Different plants have varying humidity requirements. Tropical plants, for example, thrive in higher humidity levels (60-80%), while succulents prefer lower humidity (0-20%). Most other plants generally do well with humidity levels between 30-50%.
4. The humidifier output rate
The power and output rate of your humidifier influences its effectiveness. A smaller, personal humidifier may not sufficiently humidify a large room, but it can easily raise humidity levels excessively in a smaller space. Consider the appropriate device size for your specific needs.
5. Humidifier run time
The duration and frequency of running your humidifier impact its placement. If you only need it for short periods, placing it closer to the plants may be suitable.

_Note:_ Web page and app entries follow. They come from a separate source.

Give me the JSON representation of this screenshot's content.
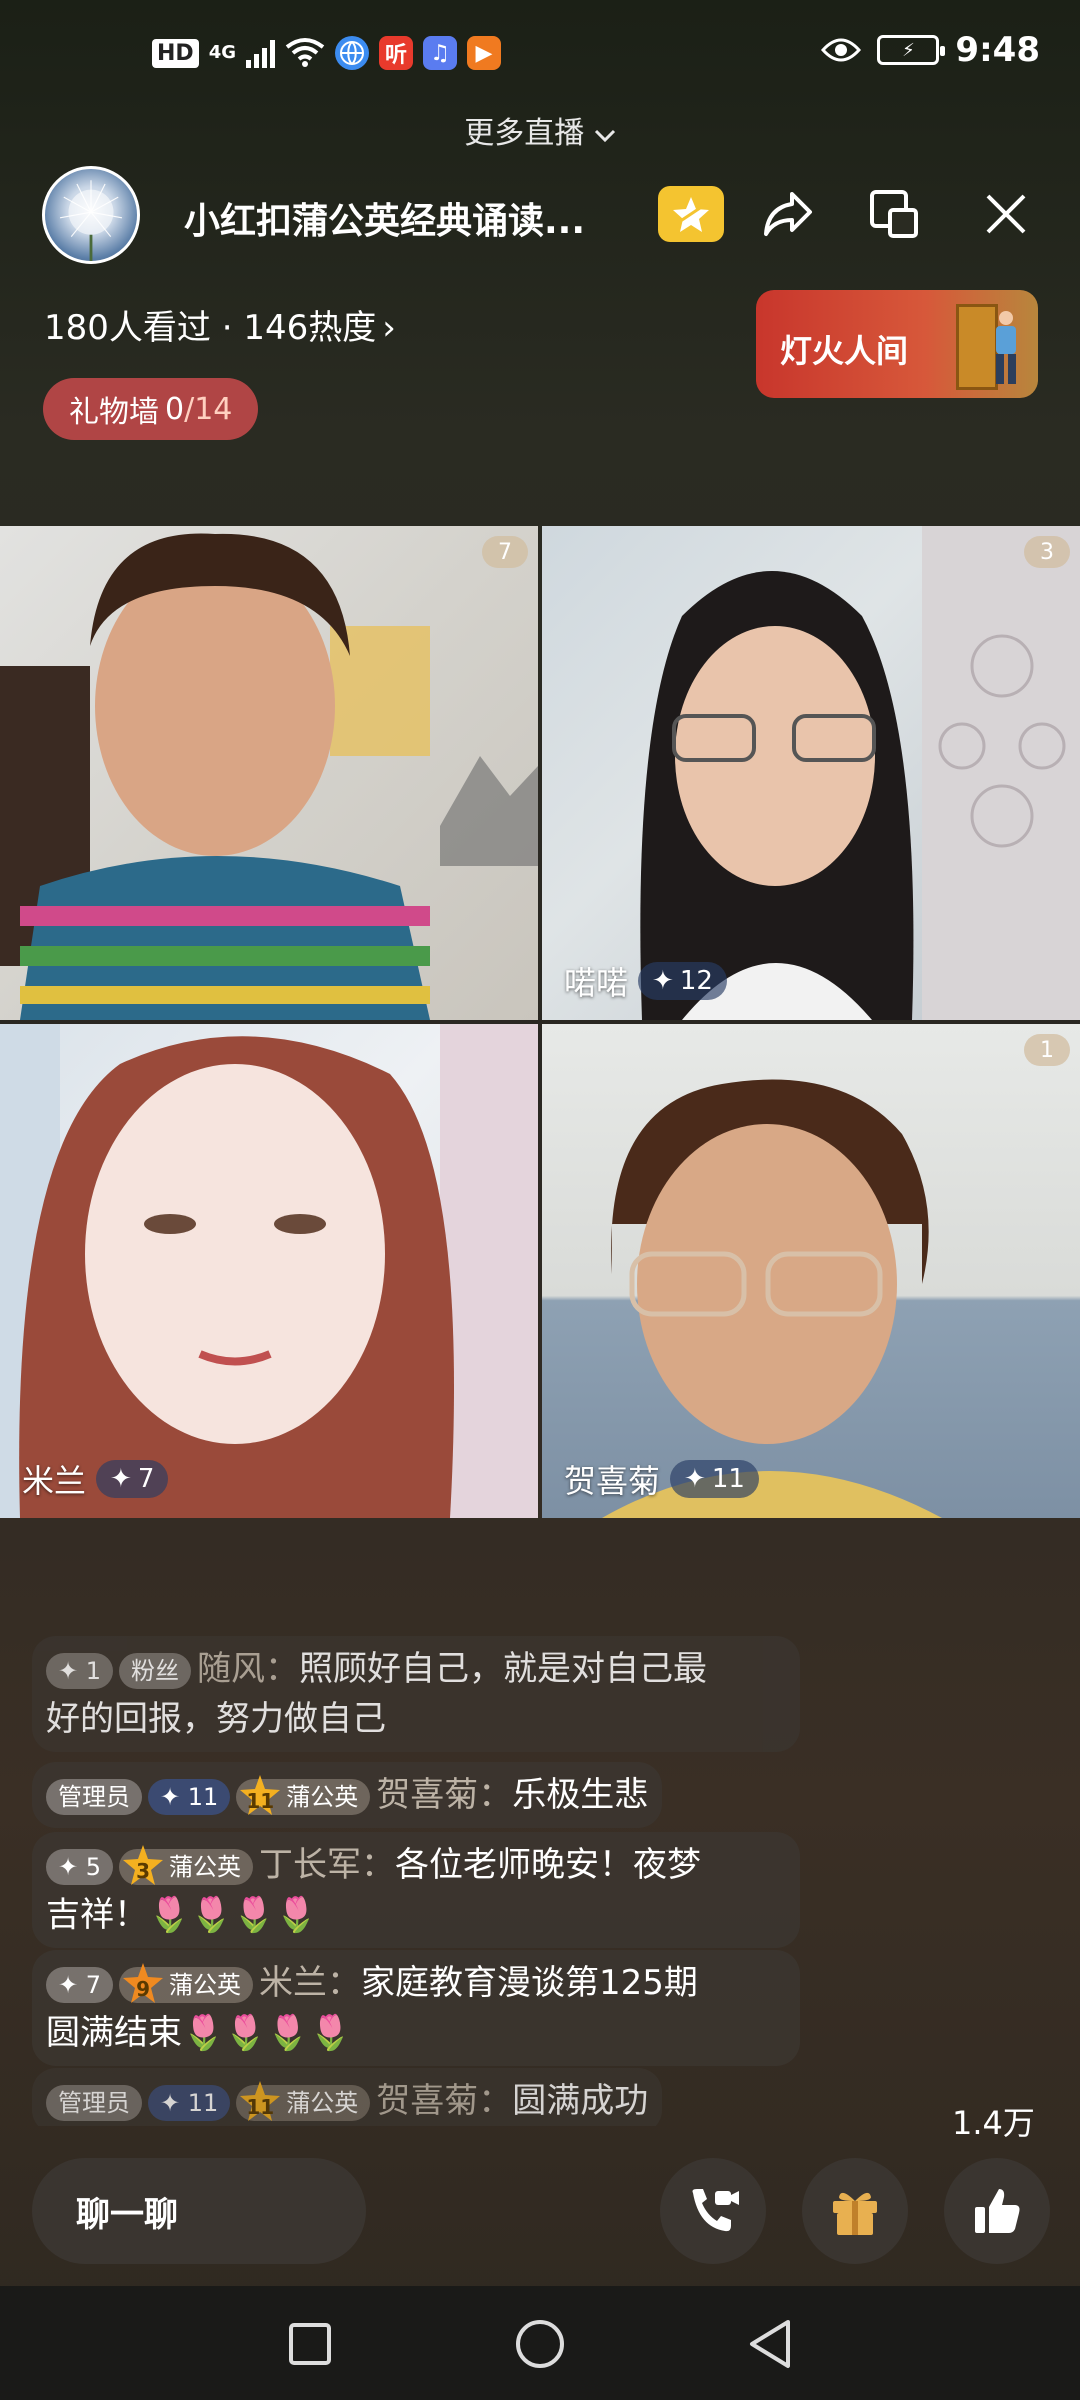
{
  "status_bar": {
    "hd": "HD",
    "network": "4G",
    "app_icons": [
      {
        "name": "browser-icon",
        "color": "#3c8cf0",
        "glyph": ""
      },
      {
        "name": "ting-app-icon",
        "color": "#e83a2c",
        "glyph": "听"
      },
      {
        "name": "music-app-icon",
        "color": "#5a7cf0",
        "glyph": "♫"
      },
      {
        "name": "video-app-icon",
        "color": "#f07a20",
        "glyph": "▶"
      }
    ],
    "time": "9:48"
  },
  "more_live": "更多直播",
  "header": {
    "room_title": "小红扣蒲公英经典诵读...",
    "viewers": "180人看过 · 146热度",
    "gift_wall_label": "礼物墙",
    "gift_wall_count": "0",
    "gift_wall_total": "/14",
    "promo_label": "灯火人间"
  },
  "tiles": [
    {
      "name": "",
      "level": "",
      "badge": "7"
    },
    {
      "name": "喏喏",
      "level": "12",
      "badge": "3"
    },
    {
      "name": "米兰",
      "level": "7",
      "badge": ""
    },
    {
      "name": "贺喜菊",
      "level": "11",
      "badge": "1"
    }
  ],
  "comments": {
    "c1": {
      "tag1": "1",
      "tag2": "粉丝",
      "user": "随风：",
      "text1": "照顾好自己，就是对自己最",
      "text2": "好的回报，努力做自己"
    },
    "c2": {
      "tag1": "管理员",
      "level": "11",
      "star": "11",
      "fan": "蒲公英",
      "user": "贺喜菊：",
      "text": "乐极生悲"
    },
    "c3": {
      "level": "5",
      "star": "3",
      "fan": "蒲公英",
      "user": "丁长军：",
      "text1": "各位老师晚安！夜梦",
      "text2": "吉祥！🌷🌷🌷🌷"
    },
    "c4": {
      "level": "7",
      "star": "9",
      "fan": "蒲公英",
      "user": "米兰：",
      "text1": "家庭教育漫谈第125期",
      "text2": "圆满结束🌷🌷🌷🌷"
    },
    "c5": {
      "tag1": "管理员",
      "level": "11",
      "star": "11",
      "fan": "蒲公英",
      "user": "贺喜菊：",
      "text": "圆满成功"
    }
  },
  "like_count": "1.4万",
  "chat_placeholder": "聊一聊",
  "colors": {
    "gift_wall": "#b04545",
    "vip": "#f4c430",
    "promo": "#c8362c"
  }
}
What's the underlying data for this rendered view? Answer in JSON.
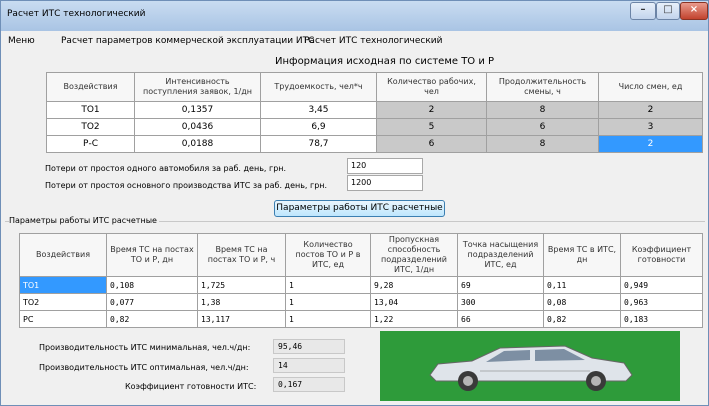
{
  "window": {
    "title": "Расчет ИТС технологический",
    "close_glyph": "×",
    "min_glyph": "–",
    "max_glyph": "□"
  },
  "menu": [
    "Меню",
    "Расчет параметров коммерческой эксплуатации ИТС",
    "Расчет ИТС технологический"
  ],
  "info_title": "Информация исходная по системе ТО и Р",
  "table1": {
    "headers": [
      "Воздействия",
      "Интенсивность поступления заявок, 1/дн",
      "Трудоемкость, чел*ч",
      "Количество рабочих, чел",
      "Продолжительность смены, ч",
      "Число смен, ед"
    ],
    "rows": [
      [
        "ТО1",
        "0,1357",
        "3,45",
        "2",
        "8",
        "2"
      ],
      [
        "ТО2",
        "0,0436",
        "6,9",
        "5",
        "6",
        "3"
      ],
      [
        "Р-С",
        "0,0188",
        "78,7",
        "6",
        "8",
        "2"
      ]
    ]
  },
  "loss1": {
    "label": "Потери от простоя одного автомобиля за раб. день, грн.",
    "value": "120"
  },
  "loss2": {
    "label": "Потери от простоя основного производства ИТС за раб. день, грн.",
    "value": "1200"
  },
  "calc_button": "Параметры работы ИТС расчетные",
  "group_title": "Параметры работы ИТС расчетные",
  "table2": {
    "headers": [
      "Воздействия",
      "Время ТС на постах ТО и Р, дн",
      "Время ТС на постах ТО и Р, ч",
      "Количество постов ТО и Р в ИТС, ед",
      "Пропускная способность подразделений ИТС, 1/дн",
      "Точка насыщения подразделений ИТС, ед",
      "Время ТС в ИТС, дн",
      "Коэффициент готовности"
    ],
    "rows": [
      [
        "ТО1",
        "0,108",
        "1,725",
        "1",
        "9,28",
        "69",
        "0,11",
        "0,949"
      ],
      [
        "ТО2",
        "0,077",
        "1,38",
        "1",
        "13,04",
        "300",
        "0,08",
        "0,963"
      ],
      [
        "РС",
        "0,82",
        "13,117",
        "1",
        "1,22",
        "66",
        "0,82",
        "0,183"
      ]
    ]
  },
  "results": {
    "min_label": "Производительность ИТС минимальная, чел.ч/дн:",
    "min_value": "95,46",
    "opt_label": "Производительность ИТС оптимальная, чел.ч/дн:",
    "opt_value": "14",
    "k_label": "Коэффициент готовности ИТС:",
    "k_value": "0,167"
  }
}
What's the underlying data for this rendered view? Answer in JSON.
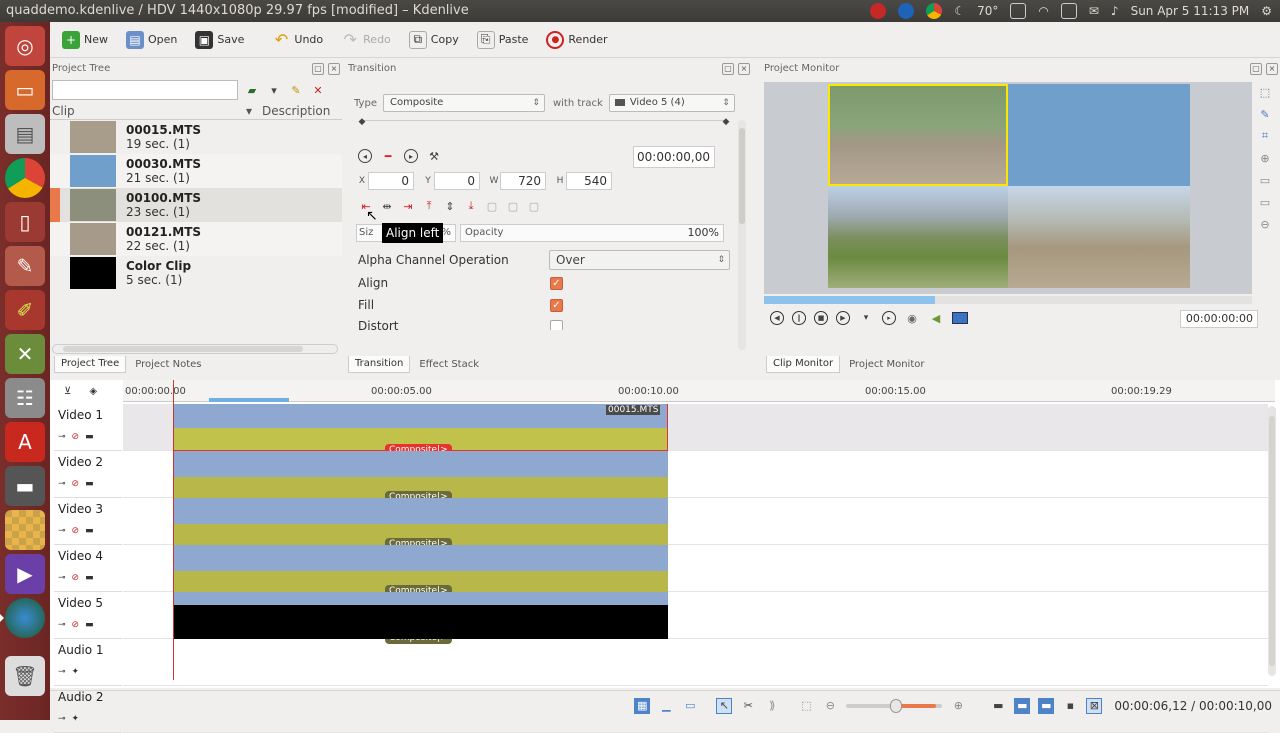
{
  "window": {
    "title": "quaddemo.kdenlive / HDV 1440x1080p 29.97 fps [modified] – Kdenlive"
  },
  "tray": {
    "temp": "70°",
    "clock": "Sun Apr 5 11:13 PM"
  },
  "toolbar": {
    "new": "New",
    "open": "Open",
    "save": "Save",
    "undo": "Undo",
    "redo": "Redo",
    "copy": "Copy",
    "paste": "Paste",
    "render": "Render"
  },
  "project_tree": {
    "title": "Project Tree",
    "col_clip": "Clip",
    "col_desc": "Description",
    "clips": [
      {
        "name": "00015.MTS",
        "dur": "19 sec. (1)"
      },
      {
        "name": "00030.MTS",
        "dur": "21 sec. (1)"
      },
      {
        "name": "00100.MTS",
        "dur": "23 sec. (1)"
      },
      {
        "name": "00121.MTS",
        "dur": "22 sec. (1)"
      },
      {
        "name": "Color Clip",
        "dur": "5 sec. (1)"
      }
    ],
    "tabs": [
      "Project Tree",
      "Project Notes"
    ]
  },
  "transition": {
    "title": "Transition",
    "type_label": "Type",
    "type_value": "Composite",
    "with_track_label": "with track",
    "with_track_value": "Video 5 (4)",
    "timecode": "00:00:00,00",
    "x_label": "X",
    "x": "0",
    "y_label": "Y",
    "y": "0",
    "w_label": "W",
    "w": "720",
    "h_label": "H",
    "h": "540",
    "size_label": "Siz",
    "size_suffix": "%",
    "opacity_label": "Opacity",
    "opacity_value": "100%",
    "tooltip": "Align left",
    "alpha_label": "Alpha Channel Operation",
    "alpha_value": "Over",
    "align_label": "Align",
    "fill_label": "Fill",
    "distort_label": "Distort",
    "align_checked": true,
    "fill_checked": true,
    "distort_checked": false,
    "tabs": [
      "Transition",
      "Effect Stack"
    ]
  },
  "monitor": {
    "title": "Project Monitor",
    "timecode": "00:00:00:00",
    "tabs": [
      "Clip Monitor",
      "Project Monitor"
    ],
    "progress": 0.35
  },
  "timeline": {
    "ruler": [
      "00:00:00.00",
      "00:00:05.00",
      "00:00:10.00",
      "00:00:15.00",
      "00:00:19.29"
    ],
    "tracks": [
      "Video 1",
      "Video 2",
      "Video 3",
      "Video 4",
      "Video 5",
      "Audio 1",
      "Audio 2"
    ],
    "clip_label": "00015.MTS",
    "composite": "Composite|>"
  },
  "status": {
    "position": "00:00:06,12 / 00:00:10,00"
  },
  "colors": {
    "accent": "#e9794a",
    "clip_blue": "#8fa8cf",
    "transition_yellow": "#b8b84a",
    "selected_red": "#e8322d",
    "launcher": "#722a27"
  }
}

However, running it continuously might require positioning it further away to avoid excessive humidity levels.
6. Room temperature
The existing temperature in the room affects the humidifier’s performance. In colder rooms, the humidifier will work harder to increase humidity levels. Placing it closer to the plants allows them to benefit from the extra humidity. Conversely, if the room is already warm, positioning the humidifier away from the plants can prevent excessive moisture.
Consider these factors when determining the most suitable location for your plant humidifier. Remember to monitor humidity levels regularly to ensure your plants thrive in their ideal environment.
Yes, it is recommended to use a humidifier near your plants every day, especially when the relative humidity level is below 40%.
The ideal distance between the humidifier and your plants is 3 to 5 feet. Getting too close may lead to overwatering and compaction of the soil.
You should run your warm mist humidifiers for at least 4-5 hours each day from morning to noon. Applying it too late in the afternoon risks leaving excess moisture in the air overnight, increasing the risk of mold.
One easy way to increase humidity is by spraying plants with a fine mist of lukewarm water. It’s best to use rainwater to avoid chemicals and lime. Place the plants in a sink or bathtub while spraying to prevent damage to furniture.
You should run your humidifier for an average of 5 hours every day, from morning until midday. This allows your indoor plants to absorb enough moisture for the day, reducing the risk of over-watering or under-watering.
It is advisable to use distilled or softened water instead of tap water. Tap water contains minerals that can lead to hard water, damaging the humidifier’s heating elements. Distilled water also eliminates the risk of harmful microbes and mineral build-up.
Placing a warm mist humidifier too close to your plants can burn them, denaturing chlorophyll and enzymes. If using a warm mist humidifier, place it away from the plants to allow the mist to cool before reaching them. For cool mist humidifiers, maintain a distance of about 3 feet to avoid over-watering.
Humidity over 80% is excessive for any plant, as it can hinder proper “breathing” and promote mold and fungus growth. To combat excessive humidity, improve airflow with a fan and move the humidifier a few feet away from your plants.
In conclusion, finding the right location to place a humidifier for your plants is crucial for their overall health and growth. Different plants have different humidity requirements, so it’s crucial to research their specific needs before deciding on the type of humidifier suitable for them.
For tropical plants, a warm mist humidifier is recommended as it replicates their natural habitat. On the other hand, most indoor plants thrive with a cool mist humidifier which helps in maintaining optimal humidity levels. It’s important to consider the placement of the humidifier to ensure the effectiveness of the moisture distribution. Placing it near the plants but not too close to avoid excess moisture can be ideal.
Additionally, taking into account the air circulation and avoiding placing the humidifier near electronic devices is crucial to prevent damage. Remember to use filtered or distilled water in humidifiers to avoid mineral buildup that can harm your plants.